*Records to process*:
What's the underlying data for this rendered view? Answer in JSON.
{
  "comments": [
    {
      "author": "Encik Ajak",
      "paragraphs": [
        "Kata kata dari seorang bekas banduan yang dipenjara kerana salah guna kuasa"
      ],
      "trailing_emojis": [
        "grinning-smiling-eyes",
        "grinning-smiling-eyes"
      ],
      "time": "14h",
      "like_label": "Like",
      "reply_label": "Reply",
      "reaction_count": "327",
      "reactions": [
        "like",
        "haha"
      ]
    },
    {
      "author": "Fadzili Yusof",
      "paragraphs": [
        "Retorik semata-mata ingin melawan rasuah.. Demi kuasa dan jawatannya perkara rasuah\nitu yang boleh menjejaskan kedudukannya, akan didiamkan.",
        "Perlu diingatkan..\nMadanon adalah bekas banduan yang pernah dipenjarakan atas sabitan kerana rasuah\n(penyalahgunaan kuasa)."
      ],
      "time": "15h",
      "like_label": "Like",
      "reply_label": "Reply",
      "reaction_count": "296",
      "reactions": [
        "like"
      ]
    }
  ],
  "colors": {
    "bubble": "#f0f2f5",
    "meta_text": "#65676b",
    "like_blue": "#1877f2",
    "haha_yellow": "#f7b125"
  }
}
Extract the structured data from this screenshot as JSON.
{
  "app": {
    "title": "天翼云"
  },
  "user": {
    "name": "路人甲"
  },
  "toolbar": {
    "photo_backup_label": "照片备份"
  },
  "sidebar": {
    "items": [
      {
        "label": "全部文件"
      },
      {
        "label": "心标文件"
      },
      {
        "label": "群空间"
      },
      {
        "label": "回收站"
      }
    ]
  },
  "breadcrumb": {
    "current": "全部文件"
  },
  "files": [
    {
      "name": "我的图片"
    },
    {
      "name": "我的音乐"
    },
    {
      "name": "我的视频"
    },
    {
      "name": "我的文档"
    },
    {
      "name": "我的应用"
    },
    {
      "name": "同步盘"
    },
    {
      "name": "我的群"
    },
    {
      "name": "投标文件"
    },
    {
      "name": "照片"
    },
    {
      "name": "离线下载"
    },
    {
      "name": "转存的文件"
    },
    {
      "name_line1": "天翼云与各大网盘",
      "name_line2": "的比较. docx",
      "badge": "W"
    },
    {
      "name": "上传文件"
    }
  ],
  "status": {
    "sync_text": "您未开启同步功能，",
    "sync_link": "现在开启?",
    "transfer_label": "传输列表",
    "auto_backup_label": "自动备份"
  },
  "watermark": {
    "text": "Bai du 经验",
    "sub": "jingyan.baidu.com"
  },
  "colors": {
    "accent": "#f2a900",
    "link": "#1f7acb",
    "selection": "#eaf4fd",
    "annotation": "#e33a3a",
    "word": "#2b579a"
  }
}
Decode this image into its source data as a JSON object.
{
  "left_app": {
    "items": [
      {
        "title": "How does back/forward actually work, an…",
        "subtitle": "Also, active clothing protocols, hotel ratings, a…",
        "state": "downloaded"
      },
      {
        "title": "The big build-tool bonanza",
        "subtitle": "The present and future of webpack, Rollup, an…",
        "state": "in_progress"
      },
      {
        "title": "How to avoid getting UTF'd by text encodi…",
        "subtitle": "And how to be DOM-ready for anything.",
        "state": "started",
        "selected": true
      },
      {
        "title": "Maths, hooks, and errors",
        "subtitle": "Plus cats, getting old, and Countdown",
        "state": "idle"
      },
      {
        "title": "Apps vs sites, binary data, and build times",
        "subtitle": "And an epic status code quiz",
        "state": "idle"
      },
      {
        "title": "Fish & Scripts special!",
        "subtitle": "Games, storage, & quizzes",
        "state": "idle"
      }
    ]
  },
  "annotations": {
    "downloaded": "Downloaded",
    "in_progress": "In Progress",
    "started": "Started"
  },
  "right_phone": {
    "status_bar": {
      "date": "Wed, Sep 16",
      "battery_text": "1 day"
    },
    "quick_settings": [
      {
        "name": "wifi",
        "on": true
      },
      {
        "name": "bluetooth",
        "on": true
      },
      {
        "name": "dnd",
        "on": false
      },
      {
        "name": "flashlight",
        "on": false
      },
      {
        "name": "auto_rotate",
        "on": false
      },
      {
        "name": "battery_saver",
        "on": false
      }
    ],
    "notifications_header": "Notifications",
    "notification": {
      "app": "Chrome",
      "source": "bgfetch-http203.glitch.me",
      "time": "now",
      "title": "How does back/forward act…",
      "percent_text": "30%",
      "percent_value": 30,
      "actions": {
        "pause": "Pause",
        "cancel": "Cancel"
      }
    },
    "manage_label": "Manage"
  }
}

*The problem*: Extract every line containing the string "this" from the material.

*Finished exercise*:
What's the underlying data for this rendered view? Answer in JSON.
Extract the structured data from this screenshot as JSON.
Decode this image into its source data as a JSON object.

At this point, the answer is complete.